On My Bookshelf: Providential by Colin Channer
Channer’s debut poetry collection achieves an intimate and lyric meditation on family, policing, loss, and violence, but the work is enlivened by humour, tenderness, and the rich possibilities that come from honest reflection. Combined with a capacity to offer physical landscapes with painterly sensitivity and care, a graceful mining of the nuances of Jamaican patwa and American English, and a judicious use of metaphor and similie, Providential is a work of “heartical” insight and vulnerability.
No one, since Claude McKay’s folksy Constab Ballads of 1912, has attempted to tackle the unlikely literary figure of the Jamaican policeman. Now, over a century later, drawing on his own family knowledge of the world of the police, on the complex dynamic of his relationship with his father, and framed within the humane principles of Rasta and reggae, Channer has both explored the colonial origins of that police culture and brought us up to date in necessary ways. Here are poems that manage to turn the complex relationships between a man and his father, a man and his mother, and man and his country and a man and his children, into something akin to grace. Providential does not read like a novelist’s one-off flirtation with poetry, but an accomplished overture to what ought to be a remarkable literary journey for a writer of immense talent and versatility.
“…Written with pitch-perfect rhythm and a keen eye for supple, limber turns.” —Lorna Goodison, author of From Harvey River
“Channer writes with a moving vulnerability and much lyric grace, revealing new facets to familiar themes—home, family, history, and the evolving journey of self. A universal, timeless meditation.”
—Chris Abani, author of The Secret History of Las Vegas

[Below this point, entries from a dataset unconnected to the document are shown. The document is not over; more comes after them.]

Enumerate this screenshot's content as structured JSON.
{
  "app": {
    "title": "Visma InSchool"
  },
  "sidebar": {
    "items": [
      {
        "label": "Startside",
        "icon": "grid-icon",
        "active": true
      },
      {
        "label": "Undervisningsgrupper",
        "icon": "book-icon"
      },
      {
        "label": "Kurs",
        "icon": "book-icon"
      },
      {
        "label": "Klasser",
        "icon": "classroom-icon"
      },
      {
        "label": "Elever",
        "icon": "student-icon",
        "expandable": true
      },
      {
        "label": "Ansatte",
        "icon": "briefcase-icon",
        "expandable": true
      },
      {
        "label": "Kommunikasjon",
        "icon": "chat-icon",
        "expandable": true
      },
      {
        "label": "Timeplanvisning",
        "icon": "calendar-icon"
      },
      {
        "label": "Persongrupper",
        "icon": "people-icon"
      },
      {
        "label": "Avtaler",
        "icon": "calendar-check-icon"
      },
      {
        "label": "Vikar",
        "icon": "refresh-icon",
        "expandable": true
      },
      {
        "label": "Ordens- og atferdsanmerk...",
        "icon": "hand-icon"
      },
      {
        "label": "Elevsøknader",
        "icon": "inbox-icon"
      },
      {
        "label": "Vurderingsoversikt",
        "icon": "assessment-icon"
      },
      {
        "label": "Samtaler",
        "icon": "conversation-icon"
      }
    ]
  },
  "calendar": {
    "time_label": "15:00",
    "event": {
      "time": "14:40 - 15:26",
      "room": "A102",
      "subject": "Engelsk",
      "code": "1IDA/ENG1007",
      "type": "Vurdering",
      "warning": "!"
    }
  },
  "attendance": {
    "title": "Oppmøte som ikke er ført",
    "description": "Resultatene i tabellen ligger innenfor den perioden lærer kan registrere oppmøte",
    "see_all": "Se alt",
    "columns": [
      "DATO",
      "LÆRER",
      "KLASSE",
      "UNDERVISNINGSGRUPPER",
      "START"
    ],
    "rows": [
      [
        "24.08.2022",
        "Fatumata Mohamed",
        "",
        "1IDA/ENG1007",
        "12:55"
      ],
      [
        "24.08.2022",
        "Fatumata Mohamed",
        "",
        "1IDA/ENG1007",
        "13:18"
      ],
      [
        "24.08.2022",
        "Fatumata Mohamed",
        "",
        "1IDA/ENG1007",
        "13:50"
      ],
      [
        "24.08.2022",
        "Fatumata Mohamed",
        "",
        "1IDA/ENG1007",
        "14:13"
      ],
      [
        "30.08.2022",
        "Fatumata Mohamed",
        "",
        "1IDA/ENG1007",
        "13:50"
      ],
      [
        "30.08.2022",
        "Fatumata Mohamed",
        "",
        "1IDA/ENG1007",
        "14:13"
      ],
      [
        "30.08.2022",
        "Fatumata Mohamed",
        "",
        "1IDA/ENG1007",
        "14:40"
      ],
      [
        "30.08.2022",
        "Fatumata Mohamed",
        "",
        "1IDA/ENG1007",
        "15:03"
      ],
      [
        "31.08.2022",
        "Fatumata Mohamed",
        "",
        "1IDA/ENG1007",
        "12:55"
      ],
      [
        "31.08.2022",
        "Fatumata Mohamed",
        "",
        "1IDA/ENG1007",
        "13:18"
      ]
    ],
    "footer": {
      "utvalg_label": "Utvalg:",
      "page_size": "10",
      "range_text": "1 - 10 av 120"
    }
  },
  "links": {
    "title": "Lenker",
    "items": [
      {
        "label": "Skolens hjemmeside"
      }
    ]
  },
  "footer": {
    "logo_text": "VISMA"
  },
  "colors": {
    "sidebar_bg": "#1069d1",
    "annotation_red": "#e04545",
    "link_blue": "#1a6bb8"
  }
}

Born in Jamaica to a pharmacist and cop. Colin Channer is named by Junot Díaz calls him “one of the Caribbean Diaspora’s finest writers.”